There are some (rather confusing) FAA requirements regarding flying remote controlled aircraft of the drone type, which essentially boils down to three "tiers".
1 - hobby or toy devices weighing less than 0.55lbs (about the weight of two sticks of butter) are currently not subject to registration with the FAA and you can fly them subject to common sense and local ordinances.
2 - hobby or toy devices weighing more than 0.55lbs (that is, most camera platform type quads) are subject to FAA registration and failing to adhere to the laws affecting those types of aircraft may result in hefty fines and or jail time (!).
3 - drones used for commercial purposes are subject to additional requirements that can become pretty intense, including requiring the "pilot" to obtain a modified form of pilot's license. Yes, really.
Here is a great site to assist with the legal stuff. www.dronelawjournal.com
The Practical Stuff:
Micro or mini drones, such as the Hubsan X4 that I have, can be flown indoors and outdoors.

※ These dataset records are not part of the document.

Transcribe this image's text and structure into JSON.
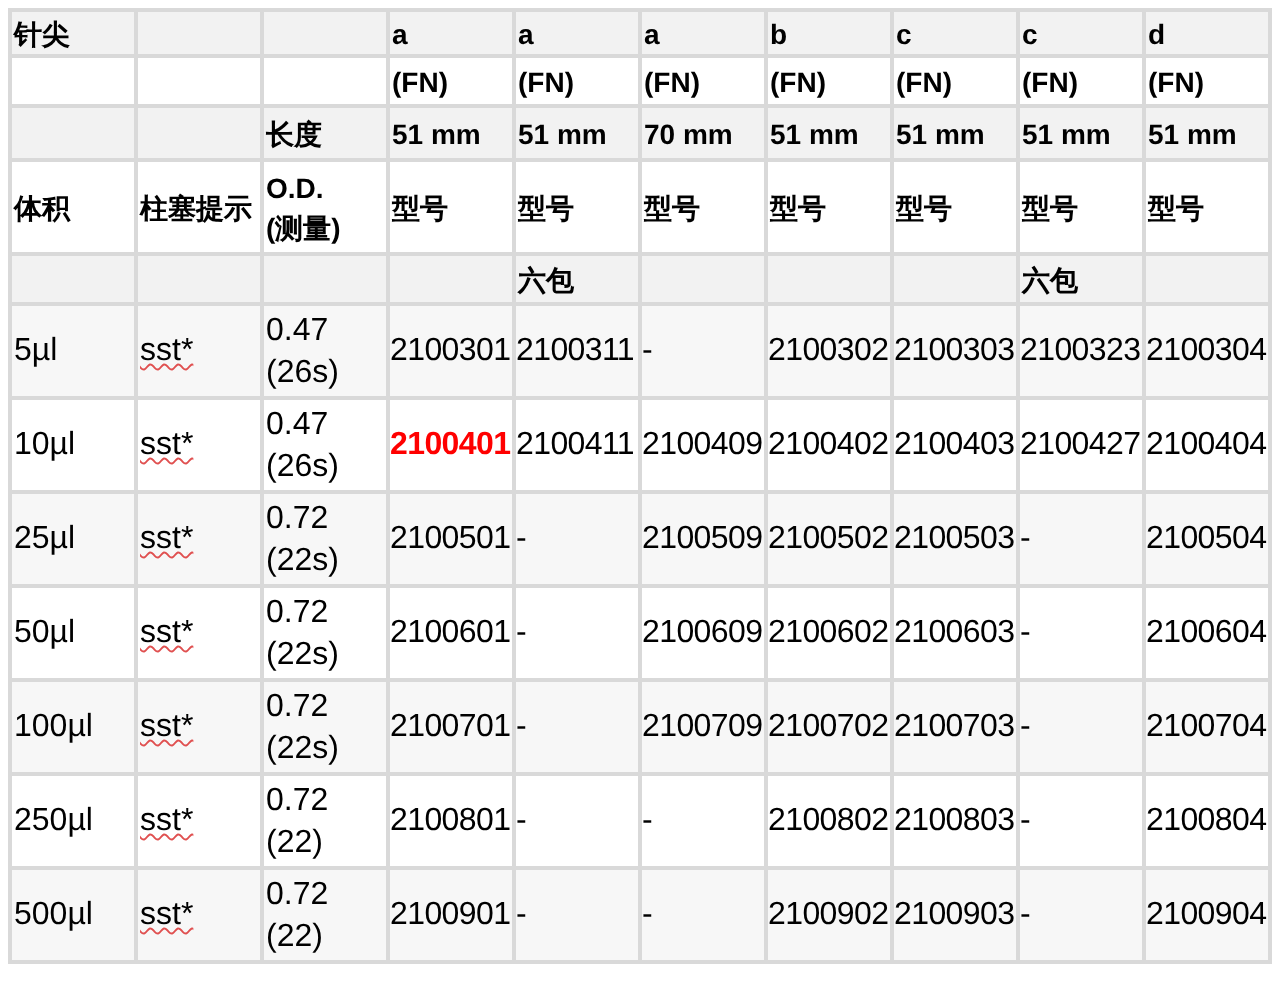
{
  "header_rows": [
    [
      "针尖",
      null,
      null,
      "a",
      "a",
      "a",
      "b",
      "c",
      "c",
      "d"
    ],
    [
      null,
      null,
      null,
      "(FN)",
      "(FN)",
      "(FN)",
      "(FN)",
      "(FN)",
      "(FN)",
      "(FN)"
    ],
    [
      null,
      null,
      "长度",
      "51 mm",
      "51 mm",
      "70 mm",
      "51 mm",
      "51 mm",
      "51 mm",
      "51 mm"
    ],
    [
      "体积",
      "柱塞提示",
      "O.D. (测量)",
      "型号",
      "型号",
      "型号",
      "型号",
      "型号",
      "型号",
      "型号"
    ],
    [
      null,
      null,
      null,
      null,
      "六包",
      null,
      null,
      null,
      "六包",
      null
    ]
  ],
  "rows": [
    {
      "volume": "5µl",
      "plunger": "sst*",
      "od": "0.47 (26s)",
      "models": [
        {
          "text": "2100301",
          "highlighted": false
        },
        {
          "text": "2100311",
          "highlighted": false
        },
        {
          "text": "-",
          "highlighted": false
        },
        {
          "text": "2100302",
          "highlighted": false
        },
        {
          "text": "2100303",
          "highlighted": false
        },
        {
          "text": "2100323",
          "highlighted": false
        },
        {
          "text": "2100304",
          "highlighted": false
        }
      ]
    },
    {
      "volume": "10µl",
      "plunger": "sst*",
      "od": "0.47 (26s)",
      "models": [
        {
          "text": "2100401",
          "highlighted": true
        },
        {
          "text": "2100411",
          "highlighted": false
        },
        {
          "text": "2100409",
          "highlighted": false
        },
        {
          "text": "2100402",
          "highlighted": false
        },
        {
          "text": "2100403",
          "highlighted": false
        },
        {
          "text": "2100427",
          "highlighted": false
        },
        {
          "text": "2100404",
          "highlighted": false
        }
      ]
    },
    {
      "volume": "25µl",
      "plunger": "sst*",
      "od": "0.72 (22s)",
      "models": [
        {
          "text": "2100501",
          "highlighted": false
        },
        {
          "text": "-",
          "highlighted": false
        },
        {
          "text": "2100509",
          "highlighted": false
        },
        {
          "text": "2100502",
          "highlighted": false
        },
        {
          "text": "2100503",
          "highlighted": false
        },
        {
          "text": "-",
          "highlighted": false
        },
        {
          "text": "2100504",
          "highlighted": false
        }
      ]
    },
    {
      "volume": "50µl",
      "plunger": "sst*",
      "od": "0.72 (22s)",
      "models": [
        {
          "text": "2100601",
          "highlighted": false
        },
        {
          "text": "-",
          "highlighted": false
        },
        {
          "text": "2100609",
          "highlighted": false
        },
        {
          "text": "2100602",
          "highlighted": false
        },
        {
          "text": "2100603",
          "highlighted": false
        },
        {
          "text": "-",
          "highlighted": false
        },
        {
          "text": "2100604",
          "highlighted": false
        }
      ]
    },
    {
      "volume": "100µl",
      "plunger": "sst*",
      "od": "0.72 (22s)",
      "models": [
        {
          "text": "2100701",
          "highlighted": false
        },
        {
          "text": "-",
          "highlighted": false
        },
        {
          "text": "2100709",
          "highlighted": false
        },
        {
          "text": "2100702",
          "highlighted": false
        },
        {
          "text": "2100703",
          "highlighted": false
        },
        {
          "text": "-",
          "highlighted": false
        },
        {
          "text": "2100704",
          "highlighted": false
        }
      ]
    },
    {
      "volume": "250µl",
      "plunger": "sst*",
      "od": "0.72 (22)",
      "models": [
        {
          "text": "2100801",
          "highlighted": false
        },
        {
          "text": "-",
          "highlighted": false
        },
        {
          "text": "-",
          "highlighted": false
        },
        {
          "text": "2100802",
          "highlighted": false
        },
        {
          "text": "2100803",
          "highlighted": false
        },
        {
          "text": "-",
          "highlighted": false
        },
        {
          "text": "2100804",
          "highlighted": false
        }
      ]
    },
    {
      "volume": "500µl",
      "plunger": "sst*",
      "od": "0.72 (22)",
      "models": [
        {
          "text": "2100901",
          "highlighted": false
        },
        {
          "text": "-",
          "highlighted": false
        },
        {
          "text": "-",
          "highlighted": false
        },
        {
          "text": "2100902",
          "highlighted": false
        },
        {
          "text": "2100903",
          "highlighted": false
        },
        {
          "text": "-",
          "highlighted": false
        },
        {
          "text": "2100904",
          "highlighted": false
        }
      ]
    }
  ]
}
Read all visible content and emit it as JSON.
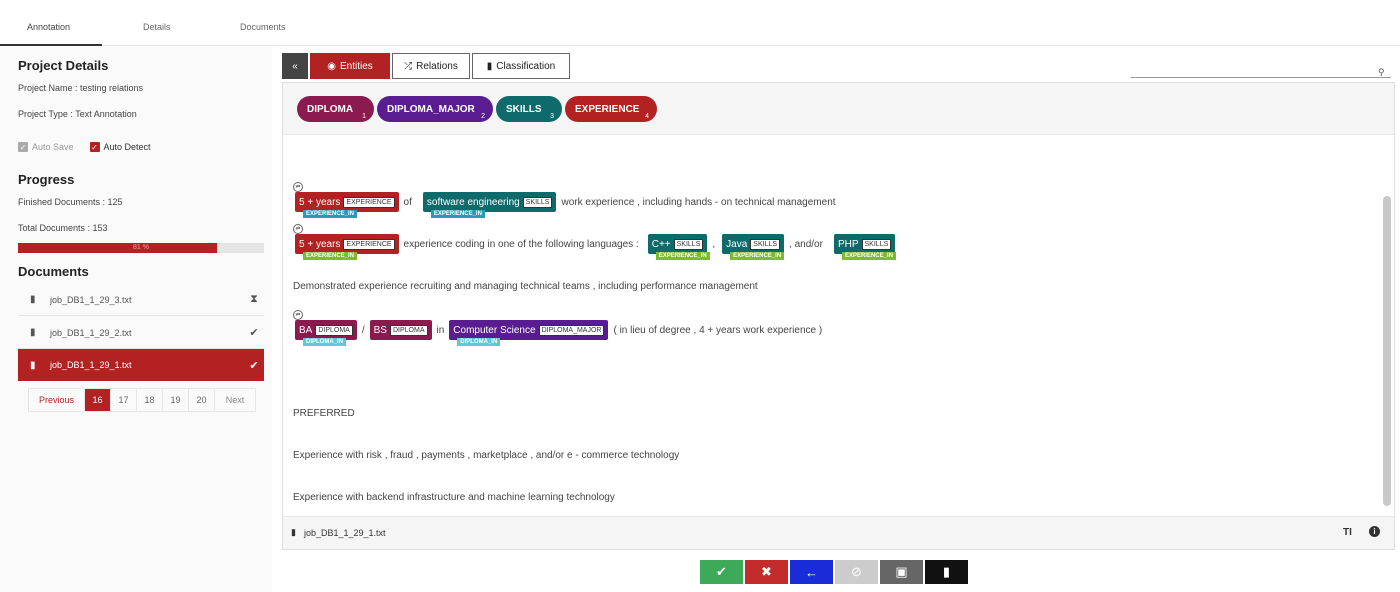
{
  "tabs": [
    "Annotation",
    "Details",
    "Documents"
  ],
  "project": {
    "heading": "Project Details",
    "name": "Project Name : testing relations",
    "type": "Project Type : Text Annotation",
    "auto_save": "Auto Save",
    "auto_detect": "Auto Detect"
  },
  "progress": {
    "heading": "Progress",
    "finished": "Finished Documents : 125",
    "total": "Total Documents : 153",
    "percent_label": "81 %",
    "percent": 81
  },
  "documents": {
    "heading": "Documents",
    "items": [
      {
        "name": "job_DB1_1_29_3.txt",
        "status": "⧗"
      },
      {
        "name": "job_DB1_1_29_2.txt",
        "status": "✔"
      },
      {
        "name": "job_DB1_1_29_1.txt",
        "status": "✔"
      }
    ]
  },
  "pager": {
    "previous": "Previous",
    "pages": [
      "16",
      "17",
      "18",
      "19",
      "20"
    ],
    "active": "16",
    "next": "Next"
  },
  "toolbar": {
    "entities": "Entities",
    "relations": "Relations",
    "classification": "Classification"
  },
  "labels": [
    {
      "name": "DIPLOMA",
      "key": "1",
      "color": "#8b1a4e"
    },
    {
      "name": "DIPLOMA_MAJOR",
      "key": "2",
      "color": "#5a1d91"
    },
    {
      "name": "SKILLS",
      "key": "3",
      "color": "#0f6b6b"
    },
    {
      "name": "EXPERIENCE",
      "key": "4",
      "color": "#b22222"
    }
  ],
  "text": {
    "l1": {
      "e1": "5 + years",
      "t1": "EXPERIENCE",
      "r1": "EXPERIENCE_IN",
      "p1": "of",
      "e2": "software engineering",
      "t2": "SKILLS",
      "r2": "EXPERIENCE_IN",
      "p2": "work experience , including hands - on technical management"
    },
    "l2": {
      "e1": "5 + years",
      "t1": "EXPERIENCE",
      "r1": "EXPERIENCE_IN",
      "p1": "experience coding in one of the following languages :",
      "e2": "C++",
      "t2": "SKILLS",
      "r2": "EXPERIENCE_IN",
      "p2": ",",
      "e3": "Java",
      "t3": "SKILLS",
      "r3": "EXPERIENCE_IN",
      "p3": ", and/or",
      "e4": "PHP",
      "t4": "SKILLS",
      "r4": "EXPERIENCE_IN"
    },
    "l3": "Demonstrated experience recruiting and managing technical teams , including performance management",
    "l4": {
      "e1": "BA",
      "t1": "DIPLOMA",
      "r1": "DIPLOMA_IN",
      "p1": "/",
      "e2": "BS",
      "t2": "DIPLOMA",
      "p2": "in",
      "e3": "Computer Science",
      "t3": "DIPLOMA_MAJOR",
      "r3": "DIPLOMA_IN",
      "p3": "( in lieu of degree , 4 + years work experience )"
    },
    "l5": "PREFERRED",
    "l6": "Experience with risk , fraud , payments , marketplace , and/or e - commerce technology",
    "l7": "Experience with backend infrastructure and machine learning technology"
  },
  "footer": {
    "file": "job_DB1_1_29_1.txt",
    "text_icon": "TI"
  },
  "actions": [
    "accept-icon",
    "reject-icon",
    "back-arrow-icon",
    "block-icon",
    "save-icon",
    "delete-icon"
  ]
}
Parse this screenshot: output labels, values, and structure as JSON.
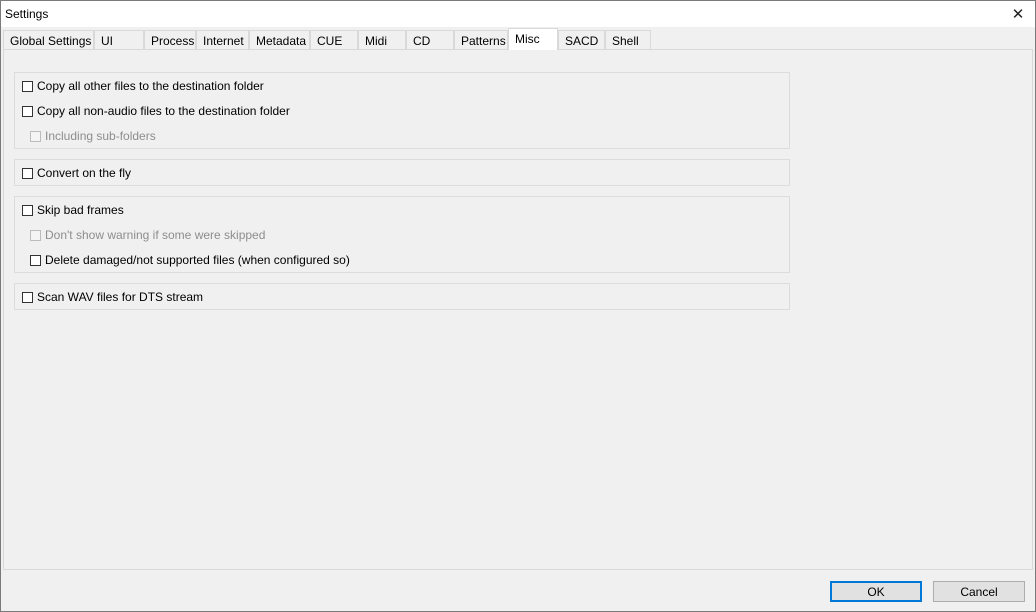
{
  "window": {
    "title": "Settings",
    "close_glyph": "✕"
  },
  "tabs": [
    {
      "label": "Global Settings"
    },
    {
      "label": "UI"
    },
    {
      "label": "Process"
    },
    {
      "label": "Internet"
    },
    {
      "label": "Metadata"
    },
    {
      "label": "CUE"
    },
    {
      "label": "Midi"
    },
    {
      "label": "CD"
    },
    {
      "label": "Patterns"
    },
    {
      "label": "Misc",
      "active": true
    },
    {
      "label": "SACD"
    },
    {
      "label": "Shell"
    }
  ],
  "misc": {
    "copy_other": {
      "label": "Copy all other files to the destination folder",
      "checked": false,
      "enabled": true
    },
    "copy_nonaudio": {
      "label": "Copy all non-audio files to the destination folder",
      "checked": false,
      "enabled": true
    },
    "include_subfolders": {
      "label": "Including sub-folders",
      "checked": false,
      "enabled": false
    },
    "convert_fly": {
      "label": "Convert on the fly",
      "checked": false,
      "enabled": true
    },
    "skip_bad": {
      "label": "Skip bad frames",
      "checked": false,
      "enabled": true
    },
    "no_warning": {
      "label": "Don't show warning if some were skipped",
      "checked": false,
      "enabled": false
    },
    "delete_damaged": {
      "label": "Delete damaged/not supported files (when configured so)",
      "checked": false,
      "enabled": true
    },
    "scan_wav": {
      "label": "Scan WAV files for DTS stream",
      "checked": false,
      "enabled": true
    }
  },
  "footer": {
    "ok_label": "OK",
    "cancel_label": "Cancel"
  }
}
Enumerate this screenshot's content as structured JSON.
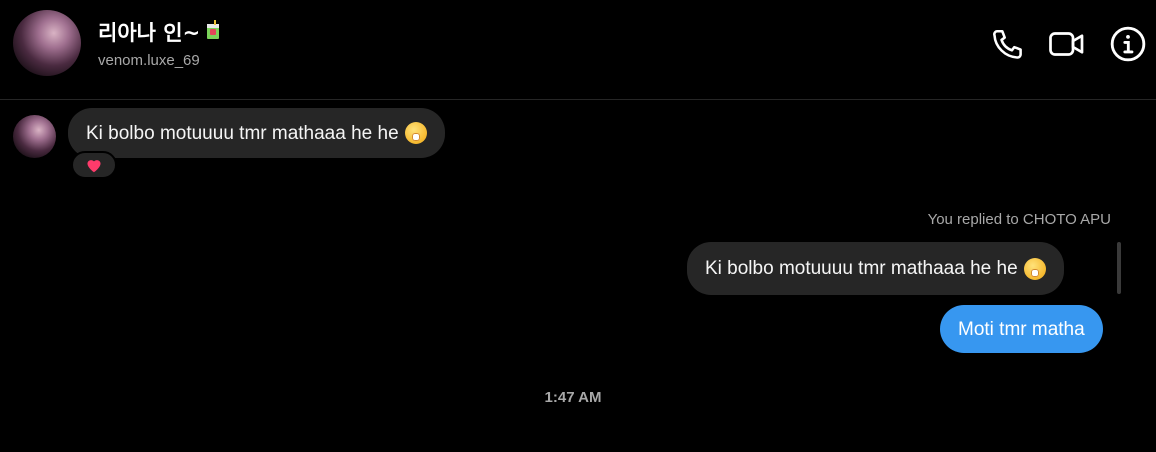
{
  "header": {
    "name": "리아나 인~",
    "username": "venom.luxe_69",
    "icons": [
      "phone-icon",
      "video-icon",
      "info-icon"
    ]
  },
  "messages": [
    {
      "from": "them",
      "text": "Ki bolbo motuuuu tmr mathaaa he he",
      "emoji": "face-with-hand-over-mouth",
      "reaction": "heart"
    },
    {
      "from": "me",
      "reply_note": "You replied to CHOTO APU",
      "quoted_text": "Ki bolbo motuuuu tmr mathaaa he he",
      "text": "Moti tmr matha"
    }
  ],
  "timestamp": "1:47 AM",
  "colors": {
    "background": "#000000",
    "bubble_gray": "#262626",
    "bubble_blue": "#3797f0",
    "muted": "#a8a8a8"
  }
}
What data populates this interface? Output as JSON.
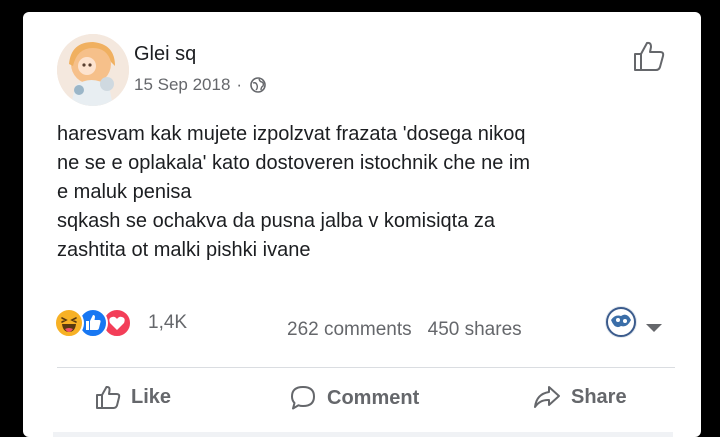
{
  "post": {
    "author": "Glei sq",
    "date": "15 Sep 2018",
    "separator": "·",
    "privacy_icon": "globe-icon",
    "text_lines": [
      "haresvam kak mujete izpolzvat frazata 'dosega nikoq",
      "ne se e oplakala' kato dostoveren istochnik che ne im",
      "e maluk penisa",
      "sqkash se ochakva da pusna jalba v komisiqta za",
      "zashtita ot malki pishki ivane"
    ]
  },
  "reactions": {
    "count": "1,4K",
    "icons": [
      "haha-icon",
      "like-icon",
      "love-icon"
    ]
  },
  "stats": {
    "comments": "262 comments",
    "shares": "450 shares"
  },
  "actions": {
    "like": "Like",
    "comment": "Comment",
    "share": "Share"
  },
  "colors": {
    "text": "#1c1e21",
    "muted": "#65676b",
    "like_blue": "#1877f2",
    "love_red": "#f33e58",
    "haha_yellow": "#f7b125"
  }
}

They are small and light as the name suggests, and have a limited control range of maybe a couple of hundred feet.
While they can travel quite quickly, and the spinning props might break the skin, they weigh just a few ounces and usually come with prop guards and would likely not cause any notable injury if they collided with someone wearing everyday clothing.
Even so, would you like to be sitting on the beach when out of the blue something smacks into your head and gets tangled up in your hair? No, me either - although I would like to have hair that could get tangled...
The larger models have larger, faster spinning props and could cause cuts and bruises under the worst case scenario. Actual commercial-type camera drones are not something I would want to fall on me.
So, the common sense rules for flying remote control quadcopters (or most other flying craft) would be along these lines:
1 - don't fly over or at other people (so don't fly downtown!)
2 - don't fly over public roads or highways
3 - don't fly within 5 miles of an airport (FAA requirement)
4 - don't fly over 400ft above ground level (FAA requirement)
5 - don't fly near cell or microwave towers
6 - don't fly the quad out of visual range (even if you have a camera on the quad that lets you "see" where it is going)
You should also be aware of "no fly" zones around sensitive areas or government facilities, there are several smartphone apps that allow you to check before you fly, such as the aptly-named B4UFLY.